When you're the founder of Amazon and tracking to become the world's first trillionaire, you have a certain degree of credibility when it comes to team building. You don't build a $136 billion business by hiring C players.
If it works for Jeff Bezos, I'm paying attention.
Early in my career, I read that Bezos took the time to conduct the final interview with each and every person that Amazon hired. That fact really stuck with me; here was the CEO of one of the highest-profile companies on the planet (yes, even back in 1998) who would spend hours of his time each week conducting final interviews.

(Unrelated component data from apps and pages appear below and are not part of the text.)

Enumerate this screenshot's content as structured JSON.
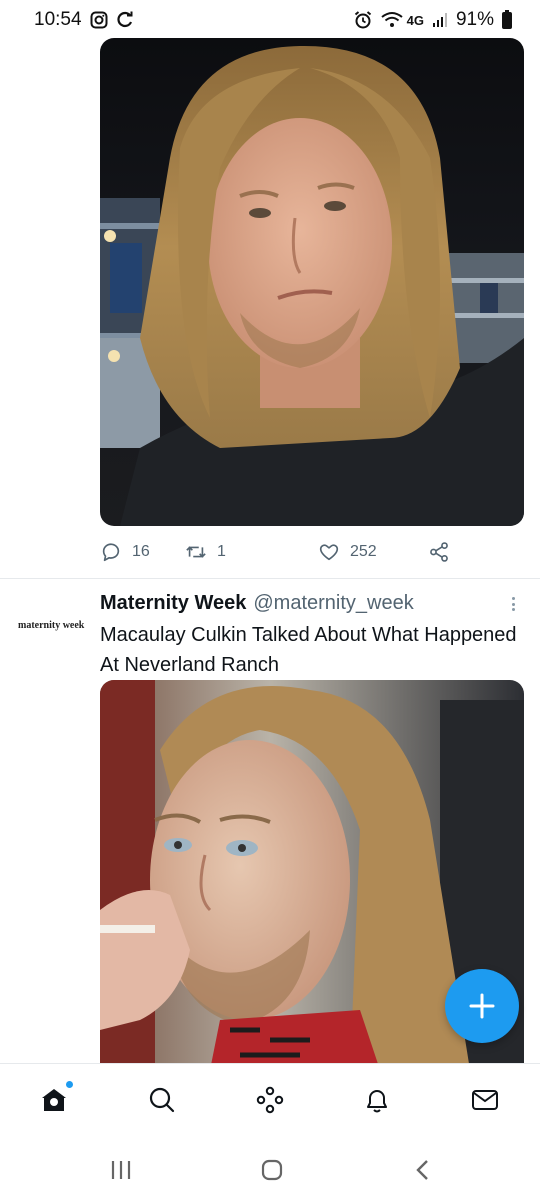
{
  "status_bar": {
    "time": "10:54",
    "network": "4G",
    "battery_percent": "91%"
  },
  "tweet1": {
    "media_description_icon": "photo",
    "actions": {
      "reply_count": "16",
      "retweet_count": "1",
      "like_count": "252"
    }
  },
  "tweet2": {
    "avatar_text": "maternity week",
    "display_name": "Maternity Week",
    "handle": "@maternity_week",
    "text": "Macaulay Culkin Talked About What Happened At Neverland Ranch"
  },
  "bottom_nav": {
    "items": [
      "home-icon",
      "search-icon",
      "spaces-icon",
      "notifications-icon",
      "messages-icon"
    ],
    "home_has_badge": true
  },
  "colors": {
    "accent": "#1d9bf0",
    "secondary_text": "#536471"
  }
}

After 20 years of conducting interviews, I can confidently say that this singular habit has been a major contributing factor to the growth trajectory of the companies I've managed. I continue to see a huge return on time invested, even as my company prepares to cross the 150-employee mark.
There are three reasons why all founder-CEOs should conduct a final interview with every hire that's made.

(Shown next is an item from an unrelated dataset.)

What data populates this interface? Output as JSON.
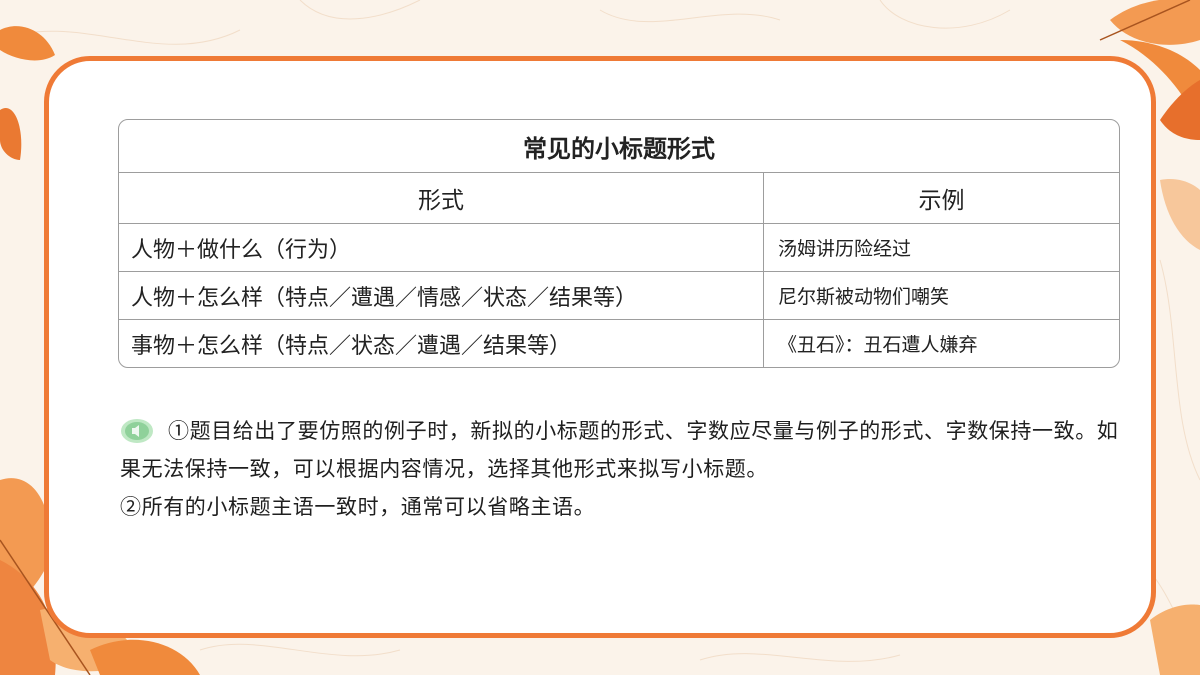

1. You own the culture.
It's the CEO's responsibility to create and maintain the company's culture. From the core values to the work ethic to the strength of the company's recruiting and selection process, the buck stops with you.
I've found that conducting the final interview gives me a priceless opportunity to preview our company's culture in a way that our recruiting team or managers cannot. Beginning with the statement, "Let me share with you why I started this company, where I see us going, and what it takes to be successful here," I take finalists through a 20-minute discussion about the why, what, and how.

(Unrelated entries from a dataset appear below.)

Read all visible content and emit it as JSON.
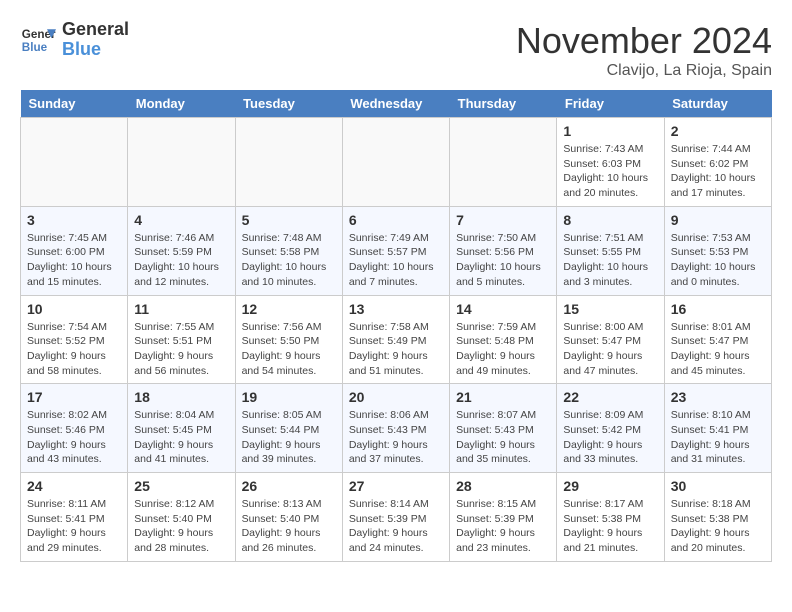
{
  "header": {
    "logo_line1": "General",
    "logo_line2": "Blue",
    "month": "November 2024",
    "location": "Clavijo, La Rioja, Spain"
  },
  "weekdays": [
    "Sunday",
    "Monday",
    "Tuesday",
    "Wednesday",
    "Thursday",
    "Friday",
    "Saturday"
  ],
  "weeks": [
    [
      {
        "day": "",
        "info": ""
      },
      {
        "day": "",
        "info": ""
      },
      {
        "day": "",
        "info": ""
      },
      {
        "day": "",
        "info": ""
      },
      {
        "day": "",
        "info": ""
      },
      {
        "day": "1",
        "info": "Sunrise: 7:43 AM\nSunset: 6:03 PM\nDaylight: 10 hours\nand 20 minutes."
      },
      {
        "day": "2",
        "info": "Sunrise: 7:44 AM\nSunset: 6:02 PM\nDaylight: 10 hours\nand 17 minutes."
      }
    ],
    [
      {
        "day": "3",
        "info": "Sunrise: 7:45 AM\nSunset: 6:00 PM\nDaylight: 10 hours\nand 15 minutes."
      },
      {
        "day": "4",
        "info": "Sunrise: 7:46 AM\nSunset: 5:59 PM\nDaylight: 10 hours\nand 12 minutes."
      },
      {
        "day": "5",
        "info": "Sunrise: 7:48 AM\nSunset: 5:58 PM\nDaylight: 10 hours\nand 10 minutes."
      },
      {
        "day": "6",
        "info": "Sunrise: 7:49 AM\nSunset: 5:57 PM\nDaylight: 10 hours\nand 7 minutes."
      },
      {
        "day": "7",
        "info": "Sunrise: 7:50 AM\nSunset: 5:56 PM\nDaylight: 10 hours\nand 5 minutes."
      },
      {
        "day": "8",
        "info": "Sunrise: 7:51 AM\nSunset: 5:55 PM\nDaylight: 10 hours\nand 3 minutes."
      },
      {
        "day": "9",
        "info": "Sunrise: 7:53 AM\nSunset: 5:53 PM\nDaylight: 10 hours\nand 0 minutes."
      }
    ],
    [
      {
        "day": "10",
        "info": "Sunrise: 7:54 AM\nSunset: 5:52 PM\nDaylight: 9 hours\nand 58 minutes."
      },
      {
        "day": "11",
        "info": "Sunrise: 7:55 AM\nSunset: 5:51 PM\nDaylight: 9 hours\nand 56 minutes."
      },
      {
        "day": "12",
        "info": "Sunrise: 7:56 AM\nSunset: 5:50 PM\nDaylight: 9 hours\nand 54 minutes."
      },
      {
        "day": "13",
        "info": "Sunrise: 7:58 AM\nSunset: 5:49 PM\nDaylight: 9 hours\nand 51 minutes."
      },
      {
        "day": "14",
        "info": "Sunrise: 7:59 AM\nSunset: 5:48 PM\nDaylight: 9 hours\nand 49 minutes."
      },
      {
        "day": "15",
        "info": "Sunrise: 8:00 AM\nSunset: 5:47 PM\nDaylight: 9 hours\nand 47 minutes."
      },
      {
        "day": "16",
        "info": "Sunrise: 8:01 AM\nSunset: 5:47 PM\nDaylight: 9 hours\nand 45 minutes."
      }
    ],
    [
      {
        "day": "17",
        "info": "Sunrise: 8:02 AM\nSunset: 5:46 PM\nDaylight: 9 hours\nand 43 minutes."
      },
      {
        "day": "18",
        "info": "Sunrise: 8:04 AM\nSunset: 5:45 PM\nDaylight: 9 hours\nand 41 minutes."
      },
      {
        "day": "19",
        "info": "Sunrise: 8:05 AM\nSunset: 5:44 PM\nDaylight: 9 hours\nand 39 minutes."
      },
      {
        "day": "20",
        "info": "Sunrise: 8:06 AM\nSunset: 5:43 PM\nDaylight: 9 hours\nand 37 minutes."
      },
      {
        "day": "21",
        "info": "Sunrise: 8:07 AM\nSunset: 5:43 PM\nDaylight: 9 hours\nand 35 minutes."
      },
      {
        "day": "22",
        "info": "Sunrise: 8:09 AM\nSunset: 5:42 PM\nDaylight: 9 hours\nand 33 minutes."
      },
      {
        "day": "23",
        "info": "Sunrise: 8:10 AM\nSunset: 5:41 PM\nDaylight: 9 hours\nand 31 minutes."
      }
    ],
    [
      {
        "day": "24",
        "info": "Sunrise: 8:11 AM\nSunset: 5:41 PM\nDaylight: 9 hours\nand 29 minutes."
      },
      {
        "day": "25",
        "info": "Sunrise: 8:12 AM\nSunset: 5:40 PM\nDaylight: 9 hours\nand 28 minutes."
      },
      {
        "day": "26",
        "info": "Sunrise: 8:13 AM\nSunset: 5:40 PM\nDaylight: 9 hours\nand 26 minutes."
      },
      {
        "day": "27",
        "info": "Sunrise: 8:14 AM\nSunset: 5:39 PM\nDaylight: 9 hours\nand 24 minutes."
      },
      {
        "day": "28",
        "info": "Sunrise: 8:15 AM\nSunset: 5:39 PM\nDaylight: 9 hours\nand 23 minutes."
      },
      {
        "day": "29",
        "info": "Sunrise: 8:17 AM\nSunset: 5:38 PM\nDaylight: 9 hours\nand 21 minutes."
      },
      {
        "day": "30",
        "info": "Sunrise: 8:18 AM\nSunset: 5:38 PM\nDaylight: 9 hours\nand 20 minutes."
      }
    ]
  ]
}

The dialogue I have with the candidate in this context tells me a lot about how the person is wired, and I have the opportunity to set clear expectations about what it means to work here. It's a base lining exercise that pays huge dividends in terms of alignment.
2. It's a competitive market.
"Wow, I can't believe you actually take the time to interview every candidate."
That statement is music to my ears, and it's said to me by the candidate nine times out of 10 at some point in the conversation. It tells me that my competitors aren't doing it, and that it's a real differentiator as we compete for skilled talent in the tightest labor market in decades.
Recruiting is a sales process, and it's my job as CEO is to give our organization the greatest possible chance to hire the right people for the team. I'm learning about the candidates' wants, needs, fears, and dreams. I'm listening to them as they envision what the next three years of their life could look like as a contributor to our team.
Recruiting is also a zero-sum game. When it comes to hiring top talent, if I win, my competitors lose. Only one firm gets to hire that superstar, high-potential hire. I'm doing everything I can to make sure it's us, and if a 20-minute conversation is the effort that pushes the math in our favor, wasn't it worth it?
3. It protects your balance sheet.
Even though we follow a proven and highly predictive hiring process, approximately 10 percent of the time I hear or observe something in the final interview that causes enough concern for me that I exercise my veto power and say "no dice."
Keep in mind that this individual would have been our newest team member but for my veto. In my opinion, operating this way gives us an additional 10 percent edge when building the team. And with our internal cost of mis-hire calculated at a conservative $50,000, the returns add up quickly: For every 100 hires, we avoid half a million dollars in hiring mistakes.
That's $500,000 we can deploy to grow the business. That's $500,000 less dilution we're forced to take in an equity raise. That's (at least) $500,000 in brain damage and distraction our managers won't have to endure because we hired the wrong people. The list of benefits is endless.